Data about app and page elements:
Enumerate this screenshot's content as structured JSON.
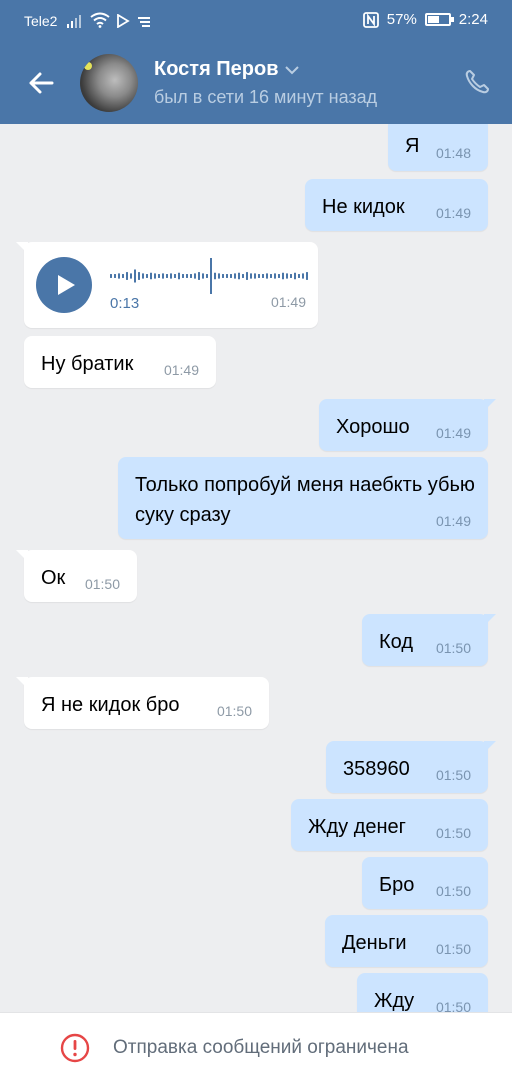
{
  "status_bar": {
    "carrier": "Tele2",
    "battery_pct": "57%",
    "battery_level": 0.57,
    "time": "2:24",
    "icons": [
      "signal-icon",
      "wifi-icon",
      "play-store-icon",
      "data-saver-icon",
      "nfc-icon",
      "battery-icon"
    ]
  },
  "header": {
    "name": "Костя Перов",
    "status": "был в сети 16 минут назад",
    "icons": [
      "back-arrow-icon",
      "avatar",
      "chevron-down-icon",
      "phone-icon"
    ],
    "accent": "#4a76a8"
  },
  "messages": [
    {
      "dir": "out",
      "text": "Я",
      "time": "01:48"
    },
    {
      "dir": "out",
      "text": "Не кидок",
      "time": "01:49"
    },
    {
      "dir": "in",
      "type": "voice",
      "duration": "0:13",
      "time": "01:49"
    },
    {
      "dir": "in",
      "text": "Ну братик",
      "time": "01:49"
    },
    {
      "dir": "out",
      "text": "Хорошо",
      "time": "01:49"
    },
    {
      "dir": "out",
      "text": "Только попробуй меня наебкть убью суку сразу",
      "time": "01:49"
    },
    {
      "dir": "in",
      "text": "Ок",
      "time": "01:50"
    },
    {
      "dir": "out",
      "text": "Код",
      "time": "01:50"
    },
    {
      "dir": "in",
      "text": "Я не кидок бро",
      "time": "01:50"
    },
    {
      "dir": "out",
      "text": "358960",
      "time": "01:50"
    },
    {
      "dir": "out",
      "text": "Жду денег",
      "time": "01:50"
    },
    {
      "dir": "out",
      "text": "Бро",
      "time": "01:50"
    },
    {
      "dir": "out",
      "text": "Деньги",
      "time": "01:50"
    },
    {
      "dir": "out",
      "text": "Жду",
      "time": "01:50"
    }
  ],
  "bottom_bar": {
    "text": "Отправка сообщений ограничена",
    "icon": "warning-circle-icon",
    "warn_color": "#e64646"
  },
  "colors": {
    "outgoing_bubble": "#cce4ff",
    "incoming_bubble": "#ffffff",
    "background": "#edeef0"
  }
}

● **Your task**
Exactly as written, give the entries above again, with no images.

● **Response to this exercise**
Enumerate this screenshot's content as structured JSON.
{
  "status_bar": {
    "carrier": "Tele2",
    "battery_pct": "57%",
    "battery_level": 0.57,
    "time": "2:24",
    "icons": [
      "signal-icon",
      "wifi-icon",
      "play-store-icon",
      "data-saver-icon",
      "nfc-icon",
      "battery-icon"
    ]
  },
  "header": {
    "name": "Костя Перов",
    "status": "был в сети 16 минут назад",
    "icons": [
      "back-arrow-icon",
      "avatar",
      "chevron-down-icon",
      "phone-icon"
    ],
    "accent": "#4a76a8"
  },
  "messages": [
    {
      "dir": "out",
      "text": "Я",
      "time": "01:48"
    },
    {
      "dir": "out",
      "text": "Не кидок",
      "time": "01:49"
    },
    {
      "dir": "in",
      "type": "voice",
      "duration": "0:13",
      "time": "01:49"
    },
    {
      "dir": "in",
      "text": "Ну братик",
      "time": "01:49"
    },
    {
      "dir": "out",
      "text": "Хорошо",
      "time": "01:49"
    },
    {
      "dir": "out",
      "text": "Только попробуй меня наебкть убью суку сразу",
      "time": "01:49"
    },
    {
      "dir": "in",
      "text": "Ок",
      "time": "01:50"
    },
    {
      "dir": "out",
      "text": "Код",
      "time": "01:50"
    },
    {
      "dir": "in",
      "text": "Я не кидок бро",
      "time": "01:50"
    },
    {
      "dir": "out",
      "text": "358960",
      "time": "01:50"
    },
    {
      "dir": "out",
      "text": "Жду денег",
      "time": "01:50"
    },
    {
      "dir": "out",
      "text": "Бро",
      "time": "01:50"
    },
    {
      "dir": "out",
      "text": "Деньги",
      "time": "01:50"
    },
    {
      "dir": "out",
      "text": "Жду",
      "time": "01:50"
    }
  ],
  "bottom_bar": {
    "text": "Отправка сообщений ограничена",
    "icon": "warning-circle-icon",
    "warn_color": "#e64646"
  },
  "colors": {
    "outgoing_bubble": "#cce4ff",
    "incoming_bubble": "#ffffff",
    "background": "#edeef0"
  }
}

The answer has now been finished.